▶ _PROBLEM DETAILS_
Extract the complete data exactly as given.

(Website and app data records)
· · ·
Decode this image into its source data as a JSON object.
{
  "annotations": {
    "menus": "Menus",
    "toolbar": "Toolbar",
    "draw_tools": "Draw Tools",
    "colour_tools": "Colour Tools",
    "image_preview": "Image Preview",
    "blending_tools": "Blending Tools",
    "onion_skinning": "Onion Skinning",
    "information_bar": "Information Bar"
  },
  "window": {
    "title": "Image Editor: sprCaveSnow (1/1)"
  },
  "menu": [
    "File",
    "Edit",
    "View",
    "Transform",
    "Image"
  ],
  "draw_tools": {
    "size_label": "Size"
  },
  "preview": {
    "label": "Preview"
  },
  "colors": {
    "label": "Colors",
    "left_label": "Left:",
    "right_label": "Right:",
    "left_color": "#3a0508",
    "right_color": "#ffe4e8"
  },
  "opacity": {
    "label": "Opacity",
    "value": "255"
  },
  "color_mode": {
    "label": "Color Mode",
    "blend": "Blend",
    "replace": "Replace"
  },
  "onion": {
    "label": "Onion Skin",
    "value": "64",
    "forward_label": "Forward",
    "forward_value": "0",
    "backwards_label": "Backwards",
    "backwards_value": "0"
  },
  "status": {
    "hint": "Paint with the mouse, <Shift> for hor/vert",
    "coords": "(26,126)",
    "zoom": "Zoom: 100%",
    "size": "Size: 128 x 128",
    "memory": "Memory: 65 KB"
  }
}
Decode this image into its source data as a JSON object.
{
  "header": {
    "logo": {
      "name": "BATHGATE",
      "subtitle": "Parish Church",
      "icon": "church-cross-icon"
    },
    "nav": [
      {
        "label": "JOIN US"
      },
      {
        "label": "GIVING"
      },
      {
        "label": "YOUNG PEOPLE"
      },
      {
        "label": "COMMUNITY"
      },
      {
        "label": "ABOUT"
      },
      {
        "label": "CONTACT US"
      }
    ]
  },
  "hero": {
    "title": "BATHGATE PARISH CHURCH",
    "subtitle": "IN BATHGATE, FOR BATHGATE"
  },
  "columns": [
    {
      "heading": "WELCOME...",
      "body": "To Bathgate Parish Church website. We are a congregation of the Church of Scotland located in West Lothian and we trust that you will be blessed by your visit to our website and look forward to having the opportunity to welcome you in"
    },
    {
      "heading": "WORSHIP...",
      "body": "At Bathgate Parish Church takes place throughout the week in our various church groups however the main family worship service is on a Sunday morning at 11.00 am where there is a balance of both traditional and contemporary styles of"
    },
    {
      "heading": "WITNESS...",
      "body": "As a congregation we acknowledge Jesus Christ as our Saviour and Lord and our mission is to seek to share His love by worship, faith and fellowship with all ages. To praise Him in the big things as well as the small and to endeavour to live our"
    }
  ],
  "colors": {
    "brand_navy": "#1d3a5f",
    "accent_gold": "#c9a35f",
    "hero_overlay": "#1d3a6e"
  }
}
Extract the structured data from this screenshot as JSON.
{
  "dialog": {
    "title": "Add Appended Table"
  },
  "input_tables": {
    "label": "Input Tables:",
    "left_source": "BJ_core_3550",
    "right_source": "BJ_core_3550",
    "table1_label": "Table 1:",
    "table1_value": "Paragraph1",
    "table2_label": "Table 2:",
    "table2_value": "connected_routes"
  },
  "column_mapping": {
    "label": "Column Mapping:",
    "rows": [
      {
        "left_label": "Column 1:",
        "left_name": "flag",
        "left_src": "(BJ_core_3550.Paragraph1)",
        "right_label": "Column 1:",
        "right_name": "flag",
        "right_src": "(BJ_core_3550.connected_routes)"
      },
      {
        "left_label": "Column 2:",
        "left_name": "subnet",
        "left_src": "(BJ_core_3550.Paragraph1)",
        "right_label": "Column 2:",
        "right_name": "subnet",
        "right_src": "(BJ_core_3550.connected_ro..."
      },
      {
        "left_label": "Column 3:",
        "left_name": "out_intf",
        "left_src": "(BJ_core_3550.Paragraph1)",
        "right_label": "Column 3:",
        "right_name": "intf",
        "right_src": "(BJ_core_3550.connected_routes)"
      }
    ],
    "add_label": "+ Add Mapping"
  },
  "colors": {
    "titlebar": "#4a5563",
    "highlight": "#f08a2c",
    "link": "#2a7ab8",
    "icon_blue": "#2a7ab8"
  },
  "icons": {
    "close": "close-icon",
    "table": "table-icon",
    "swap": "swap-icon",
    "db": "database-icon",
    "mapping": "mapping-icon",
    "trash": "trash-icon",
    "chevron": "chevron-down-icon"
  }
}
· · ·
▶ _ANSWER AREA_
Decode this image into its source data as a JSON object.
{
  "annotations": {
    "menus": "Menus",
    "toolbar": "Toolbar",
    "draw_tools": "Draw Tools",
    "colour_tools": "Colour Tools",
    "image_preview": "Image Preview",
    "blending_tools": "Blending Tools",
    "onion_skinning": "Onion Skinning",
    "information_bar": "Information Bar"
  },
  "window": {
    "title": "Image Editor: sprCaveSnow (1/1)"
  },
  "menu": [
    "File",
    "Edit",
    "View",
    "Transform",
    "Image"
  ],
  "draw_tools": {
    "size_label": "Size"
  },
  "preview": {
    "label": "Preview"
  },
  "colors": {
    "label": "Colors",
    "left_label": "Left:",
    "right_label": "Right:",
    "left_color": "#3a0508",
    "right_color": "#ffe4e8"
  },
  "opacity": {
    "label": "Opacity",
    "value": "255"
  },
  "color_mode": {
    "label": "Color Mode",
    "blend": "Blend",
    "replace": "Replace"
  },
  "onion": {
    "label": "Onion Skin",
    "value": "64",
    "forward_label": "Forward",
    "forward_value": "0",
    "backwards_label": "Backwards",
    "backwards_value": "0"
  },
  "status": {
    "hint": "Paint with the mouse, <Shift> for hor/vert",
    "coords": "(26,126)",
    "zoom": "Zoom: 100%",
    "size": "Size: 128 x 128",
    "memory": "Memory: 65 KB"
  }
}
Decode this image into its source data as a JSON object.
{
  "header": {
    "logo": {
      "name": "BATHGATE",
      "subtitle": "Parish Church",
      "icon": "church-cross-icon"
    },
    "nav": [
      {
        "label": "JOIN US"
      },
      {
        "label": "GIVING"
      },
      {
        "label": "YOUNG PEOPLE"
      },
      {
        "label": "COMMUNITY"
      },
      {
        "label": "ABOUT"
      },
      {
        "label": "CONTACT US"
      }
    ]
  },
  "hero": {
    "title": "BATHGATE PARISH CHURCH",
    "subtitle": "IN BATHGATE, FOR BATHGATE"
  },
  "columns": [
    {
      "heading": "WELCOME...",
      "body": "To Bathgate Parish Church website. We are a congregation of the Church of Scotland located in West Lothian and we trust that you will be blessed by your visit to our website and look forward to having the opportunity to welcome you in"
    },
    {
      "heading": "WORSHIP...",
      "body": "At Bathgate Parish Church takes place throughout the week in our various church groups however the main family worship service is on a Sunday morning at 11.00 am where there is a balance of both traditional and contemporary styles of"
    },
    {
      "heading": "WITNESS...",
      "body": "As a congregation we acknowledge Jesus Christ as our Saviour and Lord and our mission is to seek to share His love by worship, faith and fellowship with all ages. To praise Him in the big things as well as the small and to endeavour to live our"
    }
  ],
  "colors": {
    "brand_navy": "#1d3a5f",
    "accent_gold": "#c9a35f",
    "hero_overlay": "#1d3a6e"
  }
}
Extract the structured data from this screenshot as JSON.
{
  "dialog": {
    "title": "Add Appended Table"
  },
  "input_tables": {
    "label": "Input Tables:",
    "left_source": "BJ_core_3550",
    "right_source": "BJ_core_3550",
    "table1_label": "Table 1:",
    "table1_value": "Paragraph1",
    "table2_label": "Table 2:",
    "table2_value": "connected_routes"
  },
  "column_mapping": {
    "label": "Column Mapping:",
    "rows": [
      {
        "left_label": "Column 1:",
        "left_name": "flag",
        "left_src": "(BJ_core_3550.Paragraph1)",
        "right_label": "Column 1:",
        "right_name": "flag",
        "right_src": "(BJ_core_3550.connected_routes)"
      },
      {
        "left_label": "Column 2:",
        "left_name": "subnet",
        "left_src": "(BJ_core_3550.Paragraph1)",
        "right_label": "Column 2:",
        "right_name": "subnet",
        "right_src": "(BJ_core_3550.connected_ro..."
      },
      {
        "left_label": "Column 3:",
        "left_name": "out_intf",
        "left_src": "(BJ_core_3550.Paragraph1)",
        "right_label": "Column 3:",
        "right_name": "intf",
        "right_src": "(BJ_core_3550.connected_routes)"
      }
    ],
    "add_label": "+ Add Mapping"
  },
  "colors": {
    "titlebar": "#4a5563",
    "highlight": "#f08a2c",
    "link": "#2a7ab8",
    "icon_blue": "#2a7ab8"
  },
  "icons": {
    "close": "close-icon",
    "table": "table-icon",
    "swap": "swap-icon",
    "db": "database-icon",
    "mapping": "mapping-icon",
    "trash": "trash-icon",
    "chevron": "chevron-down-icon"
  }
}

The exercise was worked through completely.